Tiger Woods is writing a memoir. Back will be published by HarperCollins, although no release date has been set.

Rebecca Traister reflects on Ronan Farrow’s new book, Catch and Kill. “The reveal in Catch and Kill is not that there are corrupt people; it’s that corrupt people are in control of our media, politics, and entertainment and that, in fact, many of them remain in control,” she writes. “In his detailed laying out of systemic dread, Farrow does much to vividly describe the kind of horror story we still live in, when it comes to harassment and assault and, more broadly, to power imbalances and abuses.”

Entertainment Weekly pairs up Ann Pachett and Elizabeth Strout to talk about technology, writing, and their respective new books, The Dutch House and Olive, Again. While Strout says she owns and enjoys her e-reader and cell phone, Patchett said she avoids most new technology. “I’ve never done any social media, I don’t text. I just don’t do any of those things,” she explained. “When people raise their hands at events and say, ‘How do you have time to read all these books?’ I’m like, ‘I don’t use the internet, and I don’t use a cell phone, and I don’t have kids.’”

Dublin city councillors are attempting to repatriate the remains of James Joyce and his family ahead of the 2022 centenary of his novel, Ulysses. James, along with his wife and son, are buried in Zurich. “There may be people who are not fans of this and want to let sleeping dogs lie. Joyce is a controversial figure, there are no doubts about that,” said councillor Paddy McCartan. “Exile was a key element in his writing but for it to follow him into eternity? I don’t think that was part of the plan.”

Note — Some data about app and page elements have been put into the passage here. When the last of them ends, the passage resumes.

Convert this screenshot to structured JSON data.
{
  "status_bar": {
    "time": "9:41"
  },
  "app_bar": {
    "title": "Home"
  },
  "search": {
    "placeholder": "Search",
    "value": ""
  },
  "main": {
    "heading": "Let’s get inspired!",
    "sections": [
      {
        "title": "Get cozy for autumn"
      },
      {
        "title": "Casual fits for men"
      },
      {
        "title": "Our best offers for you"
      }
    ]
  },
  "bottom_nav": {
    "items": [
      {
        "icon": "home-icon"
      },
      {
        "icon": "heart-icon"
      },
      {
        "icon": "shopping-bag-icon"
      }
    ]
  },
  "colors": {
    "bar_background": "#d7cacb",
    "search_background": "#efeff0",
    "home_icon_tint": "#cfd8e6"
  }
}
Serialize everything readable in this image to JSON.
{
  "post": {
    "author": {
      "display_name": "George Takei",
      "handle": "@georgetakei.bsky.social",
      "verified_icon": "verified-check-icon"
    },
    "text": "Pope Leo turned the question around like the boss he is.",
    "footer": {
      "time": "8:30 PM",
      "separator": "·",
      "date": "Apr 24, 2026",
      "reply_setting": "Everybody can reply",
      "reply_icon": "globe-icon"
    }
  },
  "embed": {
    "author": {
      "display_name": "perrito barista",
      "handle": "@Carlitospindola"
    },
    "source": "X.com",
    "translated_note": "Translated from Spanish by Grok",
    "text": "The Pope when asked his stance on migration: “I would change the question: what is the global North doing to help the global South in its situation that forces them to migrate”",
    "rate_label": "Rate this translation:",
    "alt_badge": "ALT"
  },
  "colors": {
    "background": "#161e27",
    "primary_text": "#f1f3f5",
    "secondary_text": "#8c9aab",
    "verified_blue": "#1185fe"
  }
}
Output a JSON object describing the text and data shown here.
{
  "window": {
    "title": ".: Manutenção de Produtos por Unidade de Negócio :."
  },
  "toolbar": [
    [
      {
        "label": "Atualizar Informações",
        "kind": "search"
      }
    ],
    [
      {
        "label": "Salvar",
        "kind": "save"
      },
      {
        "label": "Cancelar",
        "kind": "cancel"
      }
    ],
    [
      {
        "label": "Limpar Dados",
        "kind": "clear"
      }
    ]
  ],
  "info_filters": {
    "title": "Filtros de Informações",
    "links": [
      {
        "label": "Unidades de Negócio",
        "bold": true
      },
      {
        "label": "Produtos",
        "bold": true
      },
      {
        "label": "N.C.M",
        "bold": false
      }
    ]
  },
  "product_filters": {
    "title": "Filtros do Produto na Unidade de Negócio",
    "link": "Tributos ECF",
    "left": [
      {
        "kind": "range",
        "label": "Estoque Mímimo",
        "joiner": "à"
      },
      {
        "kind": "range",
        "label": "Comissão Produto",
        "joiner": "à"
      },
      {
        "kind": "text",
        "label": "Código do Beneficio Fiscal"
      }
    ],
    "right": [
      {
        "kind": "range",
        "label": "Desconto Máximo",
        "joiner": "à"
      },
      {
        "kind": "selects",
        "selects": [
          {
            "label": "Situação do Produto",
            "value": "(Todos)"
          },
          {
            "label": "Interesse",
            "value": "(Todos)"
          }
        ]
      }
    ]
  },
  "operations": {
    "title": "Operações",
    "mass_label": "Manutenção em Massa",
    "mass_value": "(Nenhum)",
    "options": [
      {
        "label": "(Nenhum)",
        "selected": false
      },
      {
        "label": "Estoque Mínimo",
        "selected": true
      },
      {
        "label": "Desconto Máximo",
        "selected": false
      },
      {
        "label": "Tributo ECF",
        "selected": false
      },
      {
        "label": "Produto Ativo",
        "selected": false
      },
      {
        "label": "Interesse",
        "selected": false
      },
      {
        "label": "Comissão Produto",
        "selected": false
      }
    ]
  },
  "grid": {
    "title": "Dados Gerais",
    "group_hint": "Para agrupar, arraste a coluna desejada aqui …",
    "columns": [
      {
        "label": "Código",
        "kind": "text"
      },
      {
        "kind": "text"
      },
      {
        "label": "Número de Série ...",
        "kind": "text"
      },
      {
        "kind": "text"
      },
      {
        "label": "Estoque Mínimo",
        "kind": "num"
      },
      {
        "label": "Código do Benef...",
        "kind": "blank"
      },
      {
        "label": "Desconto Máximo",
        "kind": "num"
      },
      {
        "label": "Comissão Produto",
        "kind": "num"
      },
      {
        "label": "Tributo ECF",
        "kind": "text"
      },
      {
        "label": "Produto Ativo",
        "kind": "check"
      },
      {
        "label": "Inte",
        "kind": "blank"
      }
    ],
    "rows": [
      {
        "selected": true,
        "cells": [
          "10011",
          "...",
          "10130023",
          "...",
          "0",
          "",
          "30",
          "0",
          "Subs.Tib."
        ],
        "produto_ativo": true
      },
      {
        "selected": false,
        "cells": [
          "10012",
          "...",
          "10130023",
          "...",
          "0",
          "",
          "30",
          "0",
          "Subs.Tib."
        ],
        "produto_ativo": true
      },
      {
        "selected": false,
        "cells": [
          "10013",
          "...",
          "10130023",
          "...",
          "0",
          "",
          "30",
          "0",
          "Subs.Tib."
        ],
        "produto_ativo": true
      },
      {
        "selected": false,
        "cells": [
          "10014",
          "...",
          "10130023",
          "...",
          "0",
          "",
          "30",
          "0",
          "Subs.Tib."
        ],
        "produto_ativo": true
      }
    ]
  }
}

British TV network Sky News is launching a "Brexit Free" channel in response to a Reuters report that "found that more than a third of UK news consumers were avoiding the news" because of Brexit coverage. “The new channel simply gives people the option to take a break from Brexit, apply a filter to their headlines and hear about issues away from Westminster and Brussels with a focus on hard-hitting, original journalism," explained Sky News executive John Ryley.